Automating Adobe DNG Converter in Windows

dng_logo_blue.png

A few years back, I decided to standardize my raw photo archive into the Adobe DNG format. I’ve had a few different brands of camera and negative scanners over the years, and I’m not confident all the different formats will be readable decades from now. Also, I started using Google Photos, which does not support most of them, so treats most raw pictures like unknown data files. Fortunately, it does support DNG. These will be do not count towards your Google Drive storage limits and will be displayed on the Photos UI just like JPEGs would.

Building a workflow

Adobe publishes a utility called Adobe Digital Negative Converter. It can convert to DNG from any format which is supported by Camera RAW. It works OK, but it does seem a bit like a reference implementation, just to get people to adopt the format. Up until now I have been manually selecting files to convert from my SD card and exporting them to my “unsorted” archive directory, ready for manual editing, sorting etc. Then, I have to go and delete all the source files for all converted images. Really I wanted to do all this with a single click, each time I inserted my SD card, but it does not support this directly. Fortunately, it does have some simple command line arguments. These are not enough in themselves, because wildcards are not supported for input file specifications, but I figured PowerShell could step in here…

A PowerShell script

powershell.png

Here’s a script which does exactly what I wanted. You will need to change the first three lines to specify your SD card path, destination root directory and source file extension. It will create a new directory in there with today’s date, dump the converted files there, and delete the source files if the conversion was successful. This seems faster and less error-prone than my old manual approach.

$sourceDir = "E:\DCIM\"
$outputRoot = "D:\OneDrive\Images\Unsorted" 
$sourceFileSpec = "*.rw2"
$dngExePath = "C:\Program Files\Adobe\Adobe DNG Converter\Adobe DNG Converter.exe"
$outputDir = "$outputRoot\$(get-date -f yyyy-MM-dd)"
$baseArgs = "-d " + """$outputDir""" + " "
$sourceFiles = Get-ChildItem -Path $sourceDir -Recurse -Include $sourceFileSpec
if ($sourceFiles.Count -gt 0)
{
    New-Item -ItemType Directory -Force -Path $outputDir
}
ForEach ($file in $sourceFiles) {
    $fullArgs = $baseArgs + """$file"""
    $process = start-process $dngExePath $fullArgs -Wait -PassThru
    if ($process.ExitCode -eq 0)
    {
        Remove-Item -path $file
    }
}

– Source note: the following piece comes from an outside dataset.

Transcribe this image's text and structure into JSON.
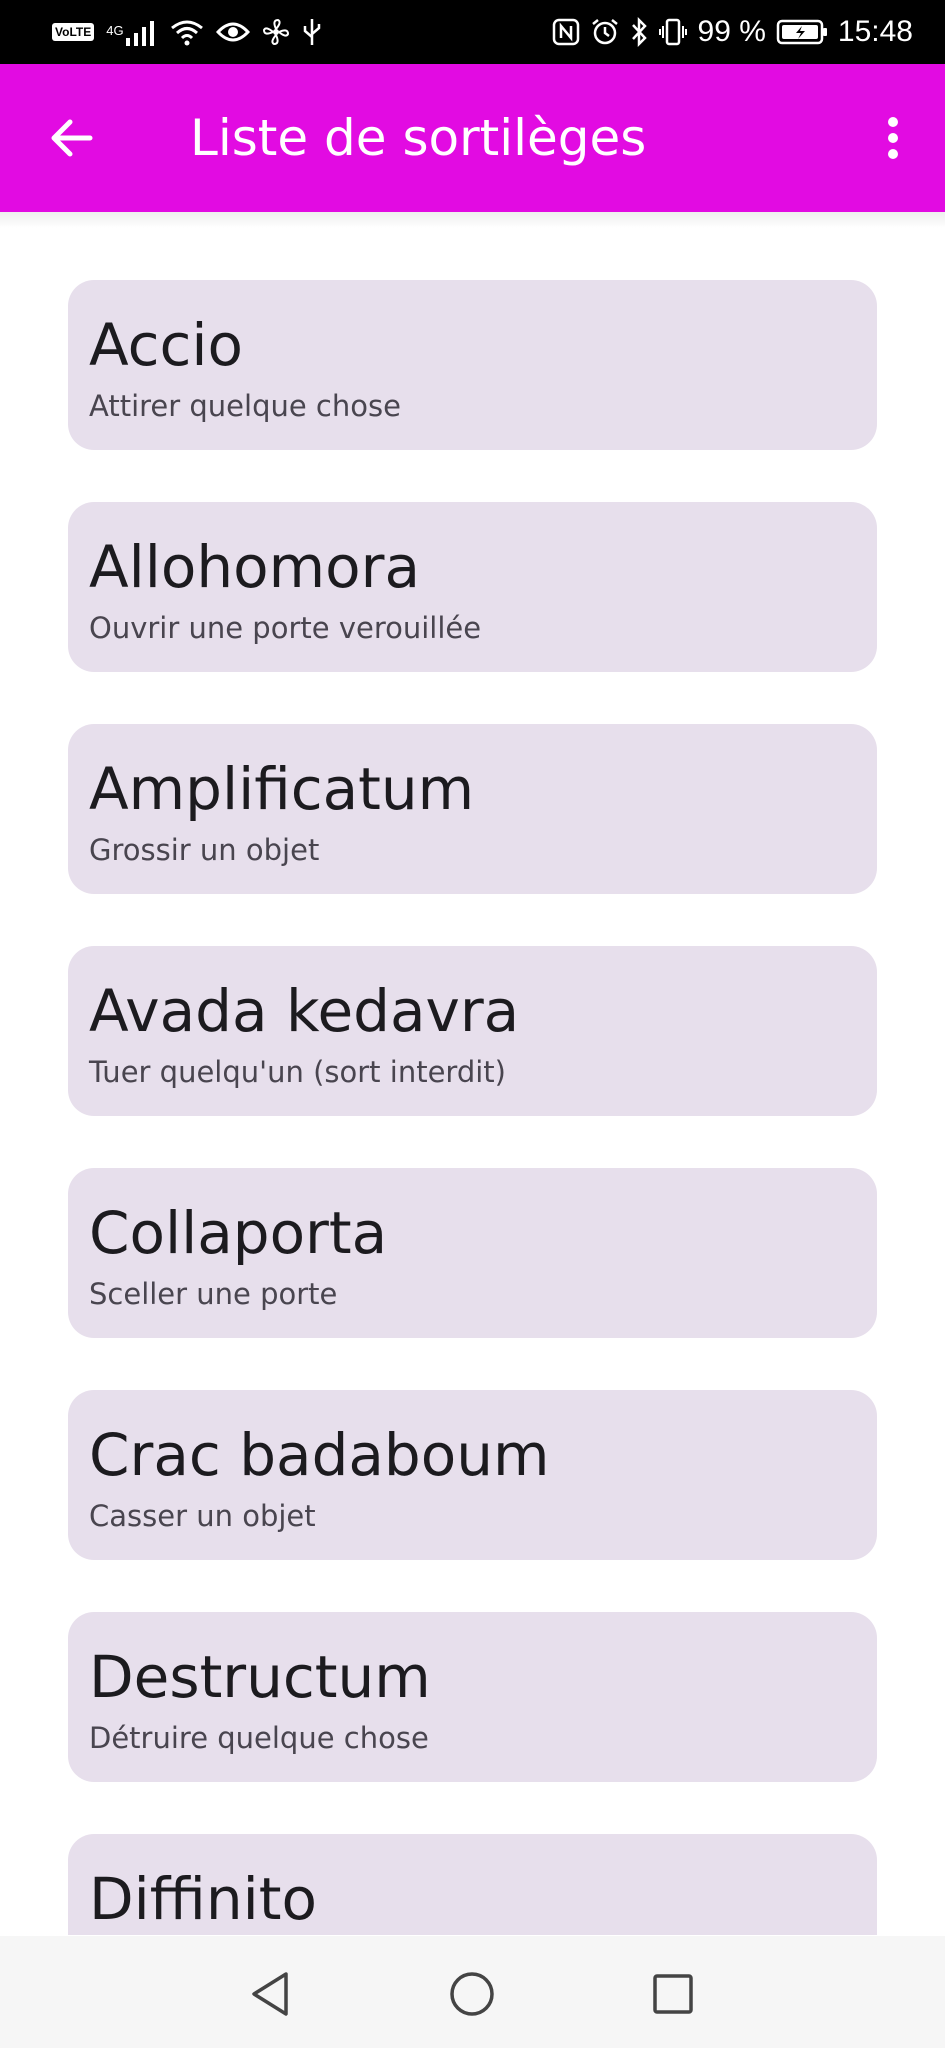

You’re free to use and adapt this script as you like. I would love to hear about it.

Finishing touches

To run this script from the start menu, you need to create a shortcut which will execute it. Windows makes it a little harder to do this that you might think, probably in an effort to make it harder for malware authors to use PowerShell as a vector. The shortcut will need a command line like this:

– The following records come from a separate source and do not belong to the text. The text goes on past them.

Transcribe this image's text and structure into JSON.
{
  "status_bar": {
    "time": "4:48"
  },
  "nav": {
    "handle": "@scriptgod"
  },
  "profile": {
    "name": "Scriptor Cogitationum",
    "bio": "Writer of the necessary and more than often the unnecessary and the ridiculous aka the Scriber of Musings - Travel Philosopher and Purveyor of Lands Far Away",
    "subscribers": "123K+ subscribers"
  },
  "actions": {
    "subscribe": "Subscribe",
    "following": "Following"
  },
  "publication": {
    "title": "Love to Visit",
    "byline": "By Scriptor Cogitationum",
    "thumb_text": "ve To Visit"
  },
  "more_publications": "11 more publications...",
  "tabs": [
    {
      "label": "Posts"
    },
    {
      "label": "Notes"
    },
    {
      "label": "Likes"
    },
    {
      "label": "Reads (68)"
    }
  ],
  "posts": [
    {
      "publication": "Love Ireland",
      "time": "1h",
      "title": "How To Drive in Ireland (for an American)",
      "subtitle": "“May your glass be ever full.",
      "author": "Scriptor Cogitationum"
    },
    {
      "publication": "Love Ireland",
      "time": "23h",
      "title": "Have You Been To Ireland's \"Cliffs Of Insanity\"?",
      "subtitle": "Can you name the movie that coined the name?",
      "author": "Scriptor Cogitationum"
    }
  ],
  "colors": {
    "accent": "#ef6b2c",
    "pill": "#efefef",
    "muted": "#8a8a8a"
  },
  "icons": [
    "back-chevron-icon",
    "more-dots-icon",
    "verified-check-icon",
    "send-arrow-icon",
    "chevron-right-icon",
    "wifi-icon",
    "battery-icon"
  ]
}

powershell.exe -ExecutionPolicy Bypass -File "D:\Scripts\Import to DNG.ps1"

That will override the default execution policy, which does not allow scripts. Now you just have to right-click on the shortcut and choose Pin to Start Menu.

Future improvements

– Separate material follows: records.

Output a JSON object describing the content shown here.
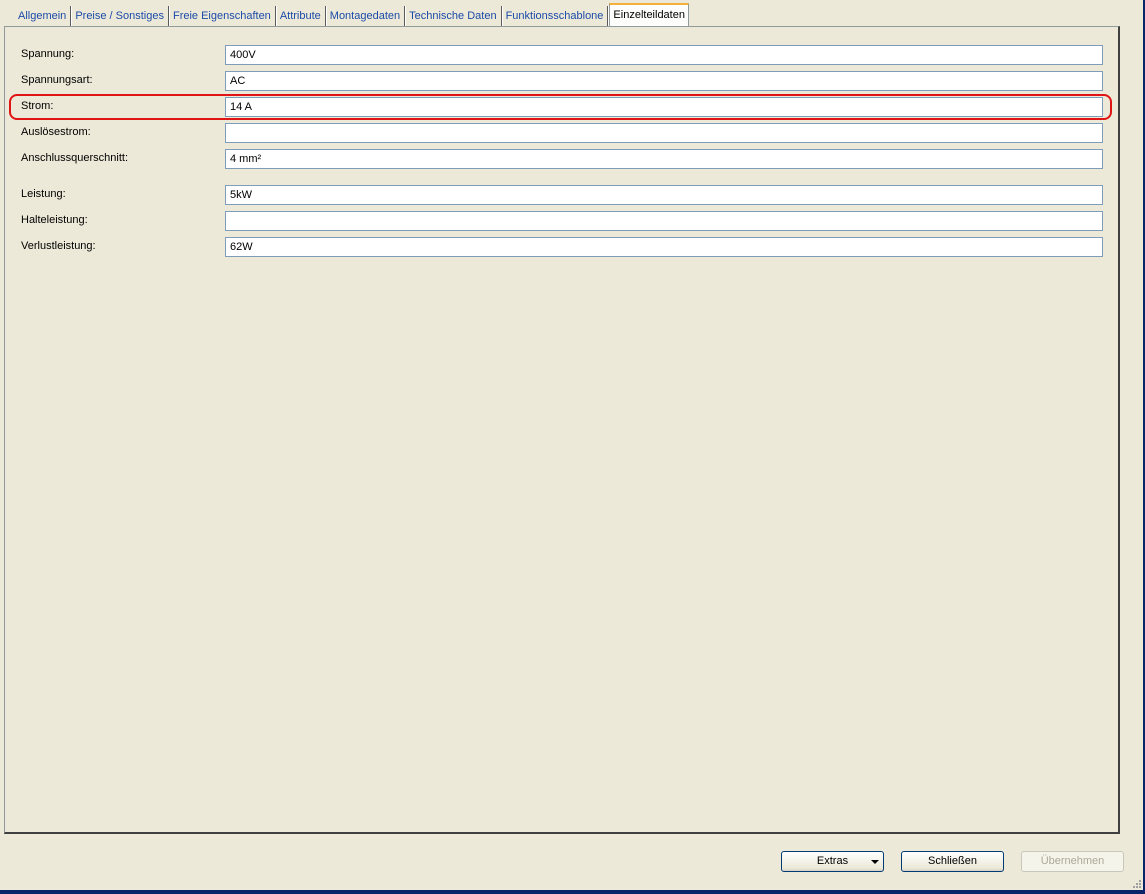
{
  "tabs": [
    {
      "label": "Allgemein"
    },
    {
      "label": "Preise / Sonstiges"
    },
    {
      "label": "Freie Eigenschaften"
    },
    {
      "label": "Attribute"
    },
    {
      "label": "Montagedaten"
    },
    {
      "label": "Technische Daten"
    },
    {
      "label": "Funktionsschablone"
    },
    {
      "label": "Einzelteildaten"
    }
  ],
  "fields": [
    {
      "label": "Spannung:",
      "value": "400V"
    },
    {
      "label": "Spannungsart:",
      "value": "AC"
    },
    {
      "label": "Strom:",
      "value": "14 A"
    },
    {
      "label": "Auslösestrom:",
      "value": ""
    },
    {
      "label": "Anschlussquerschnitt:",
      "value": "4 mm²"
    },
    {
      "label": "Leistung:",
      "value": "5kW"
    },
    {
      "label": "Halteleistung:",
      "value": ""
    },
    {
      "label": "Verlustleistung:",
      "value": "62W"
    }
  ],
  "buttons": {
    "extras": "Extras",
    "close": "Schließen",
    "apply": "Übernehmen"
  },
  "colors": {
    "highlight": "#e01414",
    "tab_link": "#1c4aa8",
    "background": "#ece9d8"
  }
}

This script could also move over new movie files to their archive locations. It should probably delete any XMP (sidecar) files associated with the image files it deletes. These would be created if you had edited any of the files directly on the SD card from Camera Raw.

It’s probably possible to get it to run automatically whenever you insert the relevant SD card, but I’m not sure I would want that myself.